During the Day

During the day the Kind are dormant, maintaining the last form they used and roosting in large numbers in abandoned slums, subway stations, etc.  If humans discover their roost, they may attack them to keep their presence a secret.  Roosts often contain piles of everyday items they may have collected, most of it garbage.  The roost also generally contains the means to reach the creatures' home world/dimension.

Stats for Cyberpunk


Int: 10
Ref: 3
Tech: 2
Cool: 2
Attr: 2-10 depending on current form
Luck: 5
MA: 8
Body: 8
Emp: 10

BTM -4


Wardrobe & Style: 10
Social: 10
Persuasion & Fast Talk: 10
Impersonate Human(EMP): 5

Hide/Evade: 5
Stealth: 5
Melee: 3


Change Form/Wardrobe: Done when no humans are watching, the process takes 10-20 seconds.  This effects their Attr stat.
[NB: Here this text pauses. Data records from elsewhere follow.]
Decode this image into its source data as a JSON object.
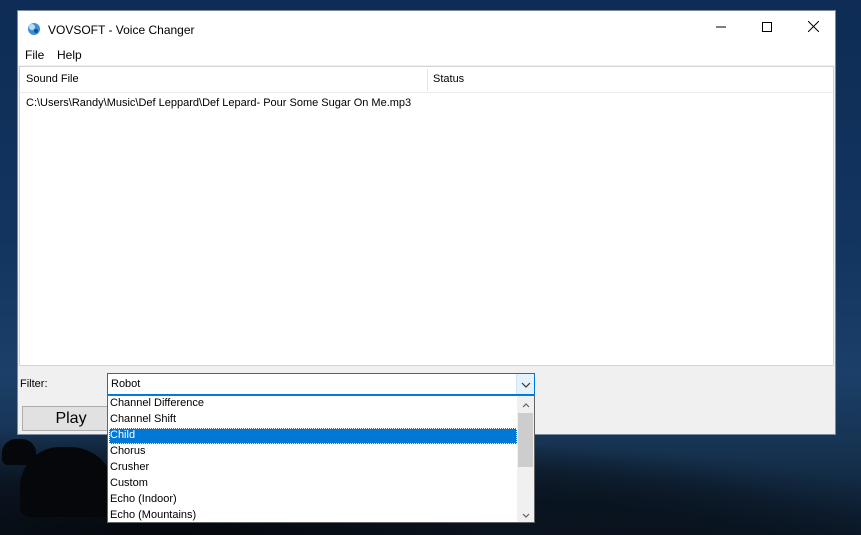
{
  "window": {
    "title": "VOVSOFT - Voice Changer"
  },
  "menu": {
    "file": "File",
    "help": "Help"
  },
  "list": {
    "columns": [
      "Sound File",
      "Status"
    ],
    "rows": [
      {
        "sound_file": "C:\\Users\\Randy\\Music\\Def Leppard\\Def Lepard- Pour Some Sugar On Me.mp3",
        "status": ""
      }
    ]
  },
  "filter": {
    "label": "Filter:",
    "value": "Robot",
    "options": [
      "Channel Difference",
      "Channel Shift",
      "Child",
      "Chorus",
      "Crusher",
      "Custom",
      "Echo (Indoor)",
      "Echo (Mountains)"
    ],
    "highlighted": "Child"
  },
  "actions": {
    "play": "Play"
  },
  "icons": {
    "app": "voice-changer-app-icon",
    "minimize": "minimize-icon",
    "maximize": "maximize-icon",
    "close": "close-icon",
    "dropdown": "chevron-down-icon",
    "scroll_up": "scroll-up-icon",
    "scroll_down": "scroll-down-icon"
  },
  "colors": {
    "accent": "#0078d7",
    "selection": "#0078d7"
  }
}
They use their Wardrobe & Style skill to fit the situation.

Chat in bar: The Kind will choose a receptive person in a bar to flirt/smalltalk with.  They use their Social skill to fit-in.

Convince Human to Pay for Drink/Give Cash: roll Persuasion(1d10+10+10) vs. susceptibility of Human to spending the money:
  • Difficulty 10 if Kind is attractive female and Human is cruising for chicks
  • Difficulty 15 if Kind is beggar soliciting spare change, Human is passer-by
  • Difficulty 25 if Kind is talking to the Female bartender
Impersonate Human: if a Human interacts with the Kind, the Human should roll Awareness(1d10+INT+Awareness) and the Kind should roll Impersonate Human(1d10+10+5).  If the Human rolls higher than the Kind, he recognizes that something is wrong with the Kind, but can't quite put his finger on what.  If he rolls higher by 5 or more, he realizes that the Kind is not Human.

Form Weapon: though they generally prefer to avoid conflict, if cornered or if defending it's roost, the Kind can form basic knives/clubs which do 1d6 damage

Regenerate: their shape changing allows them to regenerate 1 point of damage per round.  If killed, they decompose to dust within minutes.